#### Work required
Write the lines below out exactly, dropping each picture.

Start of Input data

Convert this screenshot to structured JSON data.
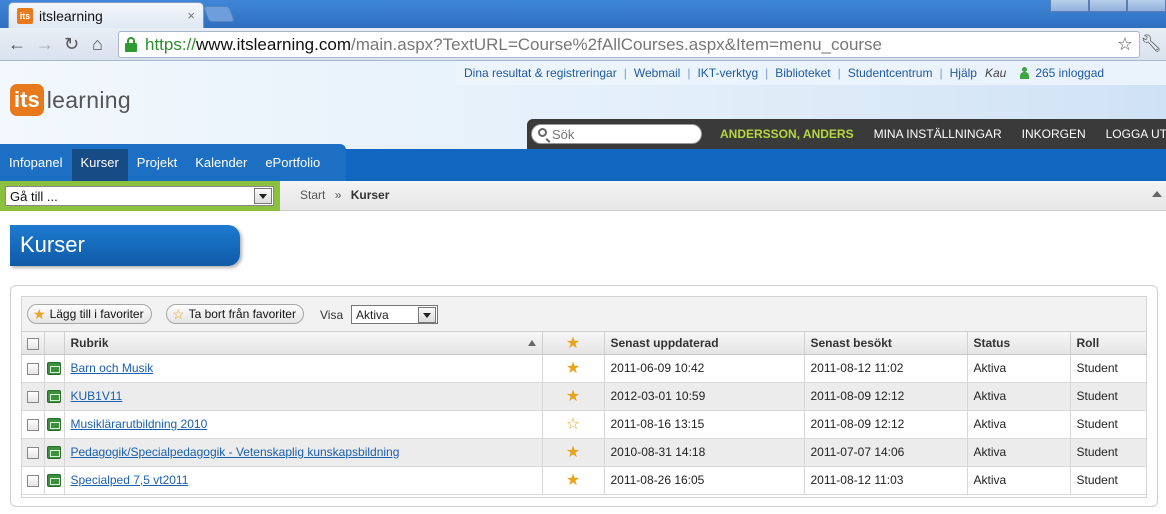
{
  "browser": {
    "tab_title": "itslearning",
    "tab_favicon": "its",
    "url_scheme": "https://",
    "url_host": "www.itslearning.com",
    "url_path": "/main.aspx?TextURL=Course%2fAllCourses.aspx&Item=menu_course"
  },
  "logo": {
    "its": "its",
    "learning": "learning"
  },
  "toplinks": [
    "Dina resultat & registreringar",
    "Webmail",
    "IKT-verktyg",
    "Biblioteket",
    "Studentcentrum",
    "Hjälp"
  ],
  "org": "Kau",
  "online_count": "265 inloggad",
  "search": {
    "placeholder": "Sök"
  },
  "userbar": {
    "username": "ANDERSSON, ANDERS",
    "settings": "MINA INSTÄLLNINGAR",
    "inbox": "INKORGEN",
    "logout": "LOGGA UT"
  },
  "mainnav": [
    "Infopanel",
    "Kurser",
    "Projekt",
    "Kalender",
    "ePortfolio"
  ],
  "goto": {
    "value": "Gå till ..."
  },
  "breadcrumb": {
    "start": "Start",
    "sep": "»",
    "current": "Kurser"
  },
  "page_title": "Kurser",
  "actions": {
    "add_fav": "Lägg till i favoriter",
    "remove_fav": "Ta bort från favoriter",
    "visa_label": "Visa",
    "visa_value": "Aktiva"
  },
  "table": {
    "headers": {
      "rubrik": "Rubrik",
      "updated": "Senast uppdaterad",
      "visited": "Senast besökt",
      "status": "Status",
      "role": "Roll"
    },
    "rows": [
      {
        "title": "Barn och Musik",
        "favorite": true,
        "updated": "2011-06-09 10:42",
        "visited": "2011-08-12 11:02",
        "status": "Aktiva",
        "role": "Student"
      },
      {
        "title": "KUB1V11",
        "favorite": true,
        "updated": "2012-03-01 10:59",
        "visited": "2011-08-09 12:12",
        "status": "Aktiva",
        "role": "Student"
      },
      {
        "title": "Musiklärarutbildning 2010",
        "favorite": false,
        "updated": "2011-08-16 13:15",
        "visited": "2011-08-09 12:12",
        "status": "Aktiva",
        "role": "Student"
      },
      {
        "title": "Pedagogik/Specialpedagogik - Vetenskaplig kunskapsbildning",
        "favorite": true,
        "updated": "2010-08-31 14:18",
        "visited": "2011-07-07 14:06",
        "status": "Aktiva",
        "role": "Student"
      },
      {
        "title": "Specialped 7,5 vt2011",
        "favorite": true,
        "updated": "2011-08-26 16:05",
        "visited": "2011-08-12 11:03",
        "status": "Aktiva",
        "role": "Student"
      }
    ]
  },
  "colors": {
    "accent_blue": "#1166bf",
    "accent_green": "#8cc13f",
    "logo_orange": "#e8791d",
    "star": "#e8a21c"
  }
}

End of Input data

#### Output for this task
Convert this screenshot to structured JSON data.
{
  "browser": {
    "tab_title": "itslearning",
    "tab_favicon": "its",
    "url_scheme": "https://",
    "url_host": "www.itslearning.com",
    "url_path": "/main.aspx?TextURL=Course%2fAllCourses.aspx&Item=menu_course"
  },
  "logo": {
    "its": "its",
    "learning": "learning"
  },
  "toplinks": [
    "Dina resultat & registreringar",
    "Webmail",
    "IKT-verktyg",
    "Biblioteket",
    "Studentcentrum",
    "Hjälp"
  ],
  "org": "Kau",
  "online_count": "265 inloggad",
  "search": {
    "placeholder": "Sök"
  },
  "userbar": {
    "username": "ANDERSSON, ANDERS",
    "settings": "MINA INSTÄLLNINGAR",
    "inbox": "INKORGEN",
    "logout": "LOGGA UT"
  },
  "mainnav": [
    "Infopanel",
    "Kurser",
    "Projekt",
    "Kalender",
    "ePortfolio"
  ],
  "goto": {
    "value": "Gå till ..."
  },
  "breadcrumb": {
    "start": "Start",
    "sep": "»",
    "current": "Kurser"
  },
  "page_title": "Kurser",
  "actions": {
    "add_fav": "Lägg till i favoriter",
    "remove_fav": "Ta bort från favoriter",
    "visa_label": "Visa",
    "visa_value": "Aktiva"
  },
  "table": {
    "headers": {
      "rubrik": "Rubrik",
      "updated": "Senast uppdaterad",
      "visited": "Senast besökt",
      "status": "Status",
      "role": "Roll"
    },
    "rows": [
      {
        "title": "Barn och Musik",
        "favorite": true,
        "updated": "2011-06-09 10:42",
        "visited": "2011-08-12 11:02",
        "status": "Aktiva",
        "role": "Student"
      },
      {
        "title": "KUB1V11",
        "favorite": true,
        "updated": "2012-03-01 10:59",
        "visited": "2011-08-09 12:12",
        "status": "Aktiva",
        "role": "Student"
      },
      {
        "title": "Musiklärarutbildning 2010",
        "favorite": false,
        "updated": "2011-08-16 13:15",
        "visited": "2011-08-09 12:12",
        "status": "Aktiva",
        "role": "Student"
      },
      {
        "title": "Pedagogik/Specialpedagogik - Vetenskaplig kunskapsbildning",
        "favorite": true,
        "updated": "2010-08-31 14:18",
        "visited": "2011-07-07 14:06",
        "status": "Aktiva",
        "role": "Student"
      },
      {
        "title": "Specialped 7,5 vt2011",
        "favorite": true,
        "updated": "2011-08-26 16:05",
        "visited": "2011-08-12 11:03",
        "status": "Aktiva",
        "role": "Student"
      }
    ]
  },
  "colors": {
    "accent_blue": "#1166bf",
    "accent_green": "#8cc13f",
    "logo_orange": "#e8791d",
    "star": "#e8a21c"
  }
}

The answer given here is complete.